— WORK REQUEST —
For each record below, retype the text exactly and omit any image.
Start of Block
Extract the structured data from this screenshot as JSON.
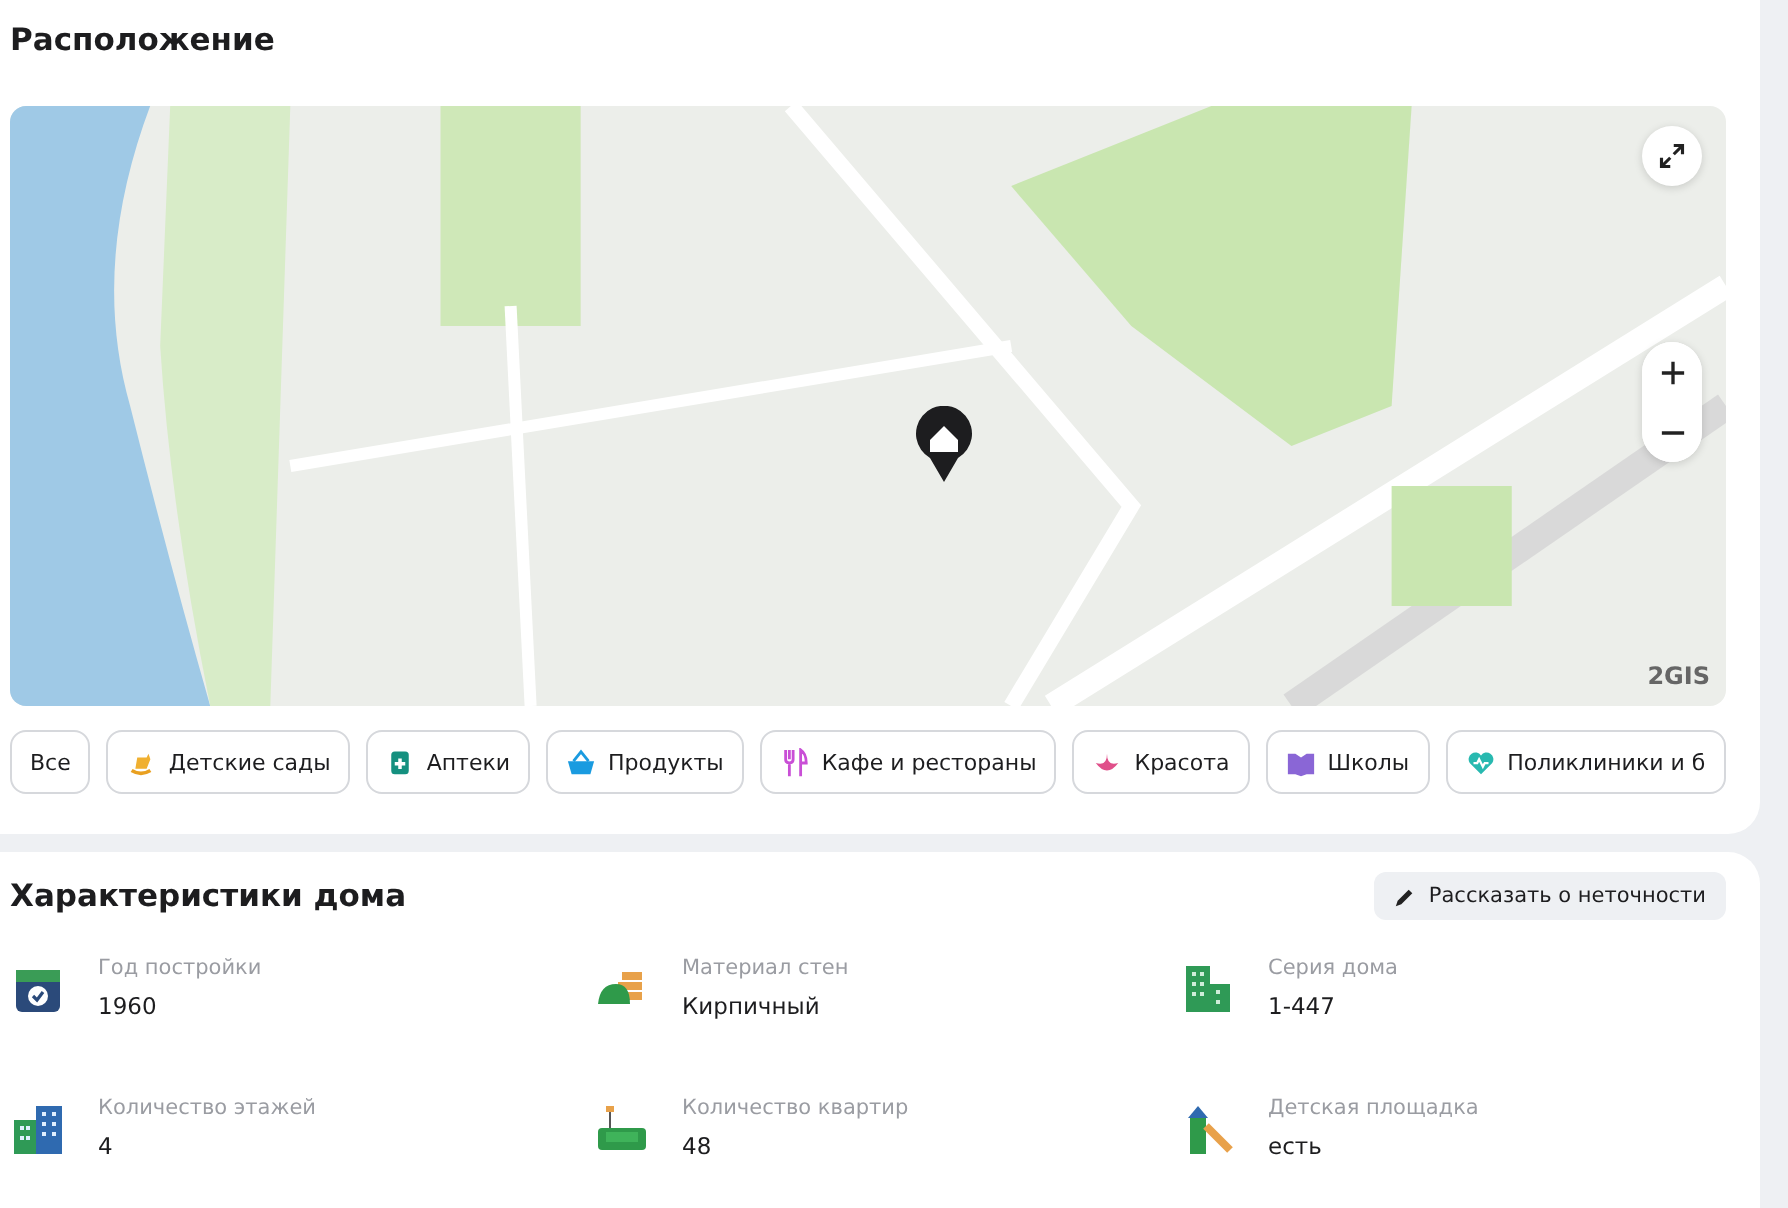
{
  "location": {
    "title": "Расположение",
    "map": {
      "attribution": "2GIS"
    },
    "categories": [
      {
        "label": "Все",
        "kind": "all",
        "selected": false
      },
      {
        "label": "Детские сады",
        "kind": "kindergarten",
        "selected": false
      },
      {
        "label": "Аптеки",
        "kind": "pharmacy",
        "selected": false
      },
      {
        "label": "Продукты",
        "kind": "groceries",
        "selected": false
      },
      {
        "label": "Кафе и рестораны",
        "kind": "cafe",
        "selected": false
      },
      {
        "label": "Красота",
        "kind": "beauty",
        "selected": false
      },
      {
        "label": "Школы",
        "kind": "school",
        "selected": false
      },
      {
        "label": "Поликлиники и б",
        "kind": "clinic",
        "selected": false
      }
    ]
  },
  "house": {
    "title": "Характеристики дома",
    "report_button": "Рассказать о неточности",
    "specs": [
      {
        "label": "Год постройки",
        "value": "1960",
        "kind": "year"
      },
      {
        "label": "Материал стен",
        "value": "Кирпичный",
        "kind": "material"
      },
      {
        "label": "Серия дома",
        "value": "1-447",
        "kind": "series"
      },
      {
        "label": "Количество этажей",
        "value": "4",
        "kind": "floors"
      },
      {
        "label": "Количество квартир",
        "value": "48",
        "kind": "flats"
      },
      {
        "label": "Детская площадка",
        "value": "есть",
        "kind": "playground"
      }
    ]
  }
}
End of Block
— SOLUTION FOR THIS PROBLEM —
Extract the structured data from this screenshot as JSON.
{
  "location": {
    "title": "Расположение",
    "map": {
      "attribution": "2GIS"
    },
    "categories": [
      {
        "label": "Все",
        "kind": "all",
        "selected": false
      },
      {
        "label": "Детские сады",
        "kind": "kindergarten",
        "selected": false
      },
      {
        "label": "Аптеки",
        "kind": "pharmacy",
        "selected": false
      },
      {
        "label": "Продукты",
        "kind": "groceries",
        "selected": false
      },
      {
        "label": "Кафе и рестораны",
        "kind": "cafe",
        "selected": false
      },
      {
        "label": "Красота",
        "kind": "beauty",
        "selected": false
      },
      {
        "label": "Школы",
        "kind": "school",
        "selected": false
      },
      {
        "label": "Поликлиники и б",
        "kind": "clinic",
        "selected": false
      }
    ]
  },
  "house": {
    "title": "Характеристики дома",
    "report_button": "Рассказать о неточности",
    "specs": [
      {
        "label": "Год постройки",
        "value": "1960",
        "kind": "year"
      },
      {
        "label": "Материал стен",
        "value": "Кирпичный",
        "kind": "material"
      },
      {
        "label": "Серия дома",
        "value": "1-447",
        "kind": "series"
      },
      {
        "label": "Количество этажей",
        "value": "4",
        "kind": "floors"
      },
      {
        "label": "Количество квартир",
        "value": "48",
        "kind": "flats"
      },
      {
        "label": "Детская площадка",
        "value": "есть",
        "kind": "playground"
      }
    ]
  }
}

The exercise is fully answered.